“Let’s assume the pilot is familiar with the MiG-29. It’s an aircraft that is designed completely differently. The avionics, information and weapons systems they employ are completely different. So, you’re taking a pilot and telling him he has to relearn everything he has assimilated before, and has to develop an entirely new muscle memory, so that up in the skies, he doesn’t have to think.
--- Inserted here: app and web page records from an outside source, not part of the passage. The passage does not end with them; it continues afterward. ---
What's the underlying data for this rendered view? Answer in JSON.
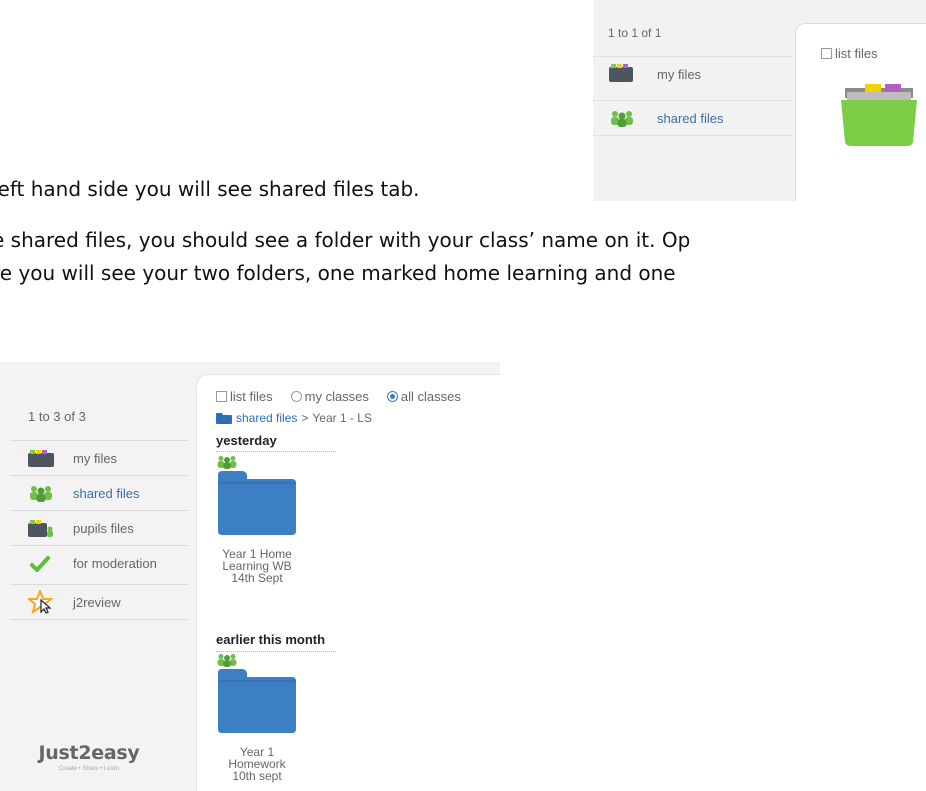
{
  "document": {
    "line1": "left hand side you will see shared files tab.",
    "line2": "e shared files, you should see a folder with your class’ name on it.  Op",
    "line3": "re you will see your two folders, one marked home learning and one"
  },
  "top_screenshot": {
    "count": "1 to 1 of 1",
    "items": [
      {
        "label": "my files"
      },
      {
        "label": "shared files"
      }
    ],
    "list_files_label": "list files"
  },
  "main_screenshot": {
    "count": "1 to 3 of 3",
    "nav": [
      {
        "label": "my files"
      },
      {
        "label": "shared files"
      },
      {
        "label": "pupils files"
      },
      {
        "label": "for moderation"
      },
      {
        "label": "j2review"
      }
    ],
    "options": {
      "list_files": "list files",
      "my_classes": "my classes",
      "all_classes": "all classes",
      "selected": "all classes"
    },
    "breadcrumb": {
      "root": "shared files",
      "separator": ">",
      "current": "Year 1 - LS"
    },
    "sections": [
      {
        "heading": "yesterday",
        "folder": {
          "line1": "Year 1 Home",
          "line2": "Learning WB",
          "line3": "14th Sept"
        }
      },
      {
        "heading": "earlier this month",
        "folder": {
          "line1": "Year 1",
          "line2": "Homework",
          "line3": "10th sept"
        }
      }
    ],
    "logo": {
      "brand": "Just2easy",
      "tagline": "Create • Share • Learn"
    }
  },
  "colors": {
    "folder_blue": "#3d7fc4",
    "folder_green": "#7ccc45",
    "link_blue": "#2f6fb5",
    "moderation_green": "#5bbf3a",
    "star_orange": "#f5a623"
  }
}
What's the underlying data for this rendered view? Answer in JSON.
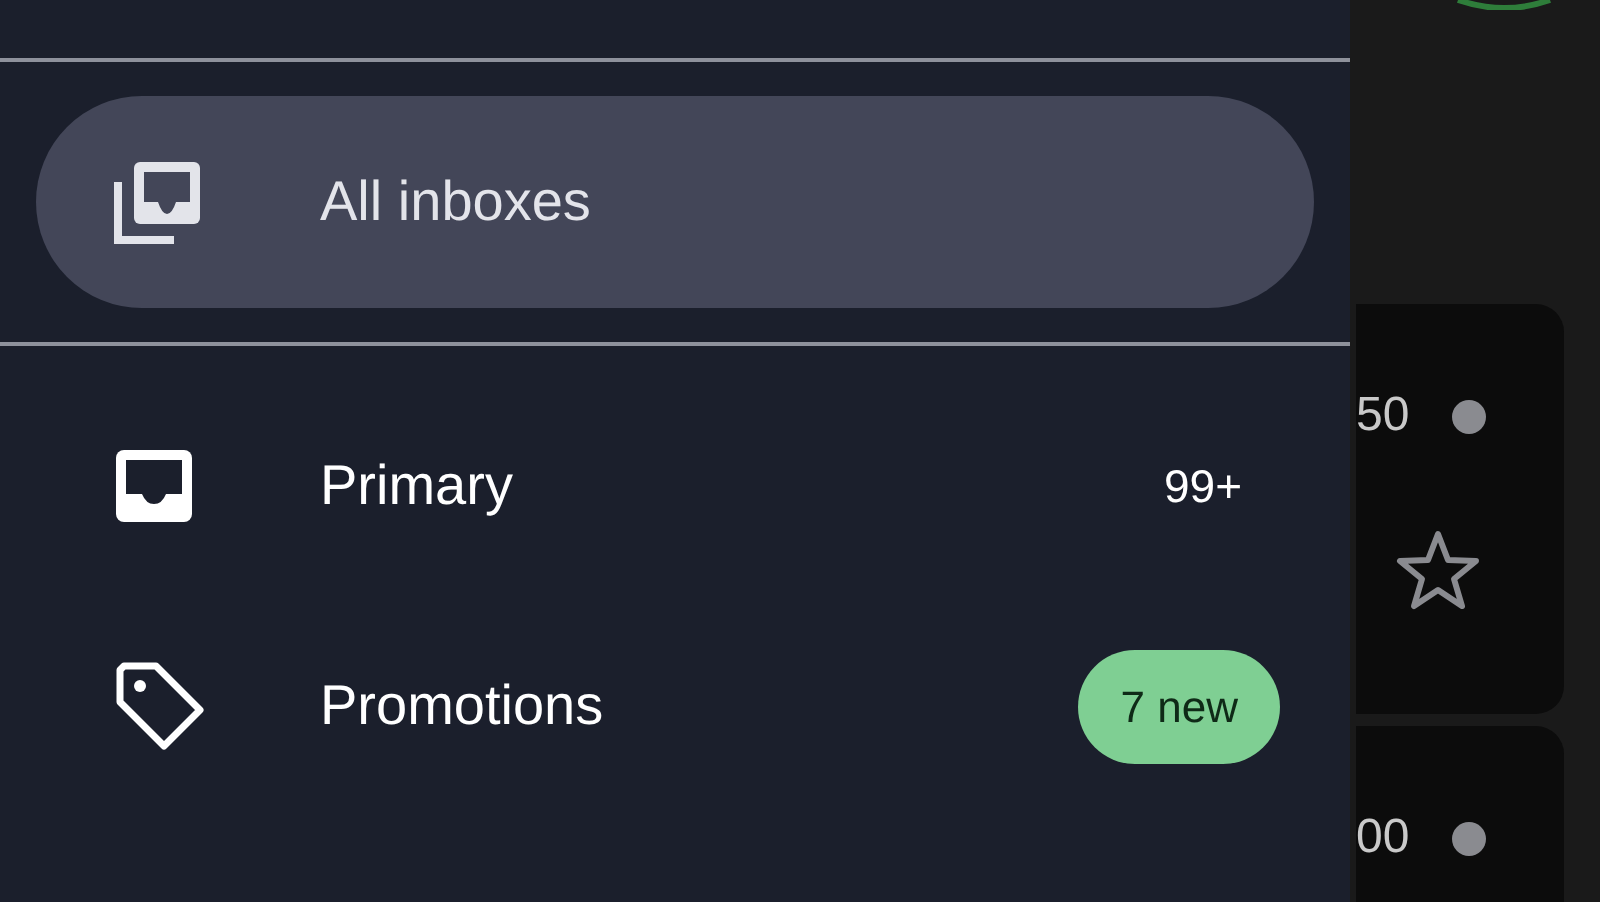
{
  "drawer": {
    "items": [
      {
        "kind": "all-inboxes",
        "label": "All inboxes",
        "selected": true
      },
      {
        "kind": "inbox",
        "label": "Primary",
        "selected": false,
        "count": "99+"
      },
      {
        "kind": "tag",
        "label": "Promotions",
        "selected": false,
        "badge": "7 new"
      }
    ]
  },
  "mail_list": {
    "items": [
      {
        "kind": "with-star",
        "time": "50"
      },
      {
        "kind": "cut-off",
        "time": "00"
      }
    ]
  }
}
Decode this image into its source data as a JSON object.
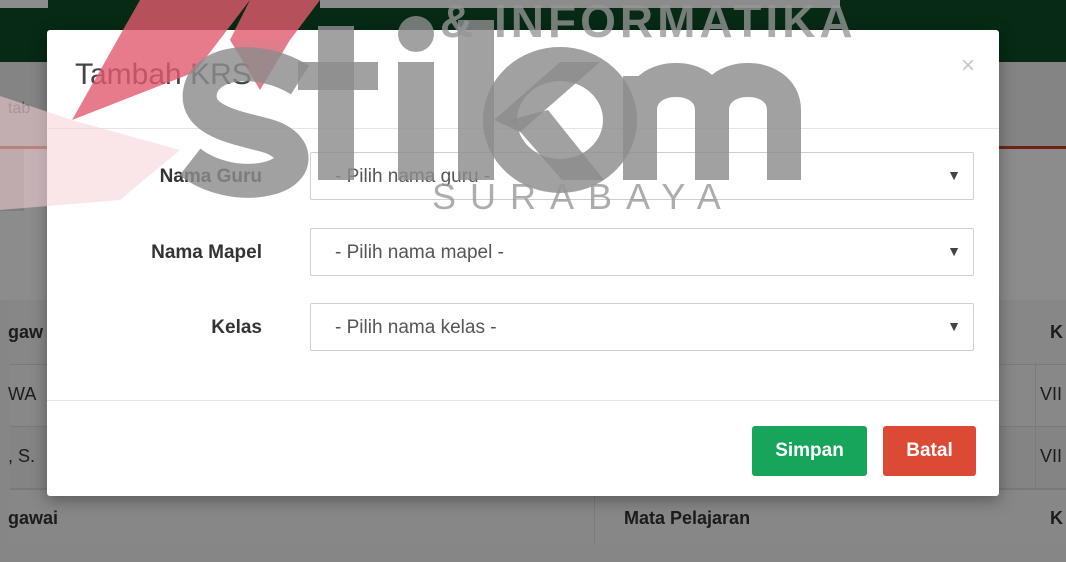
{
  "background": {
    "header_text": "tab",
    "table": {
      "header_1": "gaw",
      "header_right": "K",
      "row_1_col_1": "WA",
      "row_1_col_3": "VII",
      "row_2_col_1": ", S.",
      "row_2_col_3": "VII",
      "footer_col_1": "gawai",
      "footer_col_2": "Mata Pelajaran",
      "footer_col_3": "K"
    }
  },
  "modal": {
    "title": "Tambah KRS",
    "close_symbol": "×",
    "fields": [
      {
        "label": "Nama Guru",
        "value": "- Pilih nama guru -"
      },
      {
        "label": "Nama Mapel",
        "value": "- Pilih nama mapel -"
      },
      {
        "label": "Kelas",
        "value": "- Pilih nama kelas -"
      }
    ],
    "dropdown_arrow": "▼",
    "save_label": "Simpan",
    "cancel_label": "Batal"
  },
  "watermark": {
    "brand": "stikom",
    "tagline_top": "& INFORMATIKA",
    "tagline_bottom": "SURABAYA"
  },
  "colors": {
    "topbar": "#0b4d24",
    "save_button": "#16a55a",
    "cancel_button": "#dc4a36",
    "header_accent_line": "#c9402f"
  }
}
In some ways it is probably easier to take someone cold off the street and teach them,” he explained.
Inexperienced or not, Richter estimates it will take at least to six to seven months to get a pilot up to basic combat standards — and that’s when everything is proceeding smoothly, including no bad weather or aircraft breakdowns disrupting flying hours or trainees encountering hiccups.
Then, when basic training has been concluded, he said, ideally there should be another three months focused on training for air-to-air combat, and then another three months for air-to-ground attack. “Then you will be introduced into your permanent formation and train as a wingman, and we’re really going to add scenarios because you basically just kind of learned the basics up until now, and we want you at full combat quality,” he explained.
There can be shortcuts, of course, and pilots could be thrown into combat much earlier after basic training, as there won’t be any established F-16 formations to join. “They’re basically going to be thrown right into the fire,” Richter said — and with considerable risks too, as the skies above Ukraine are highly contested, with sophisticated air defense and electronic warfare systems deployed.
And, not to forget, Russia has its own experienced pilots as well.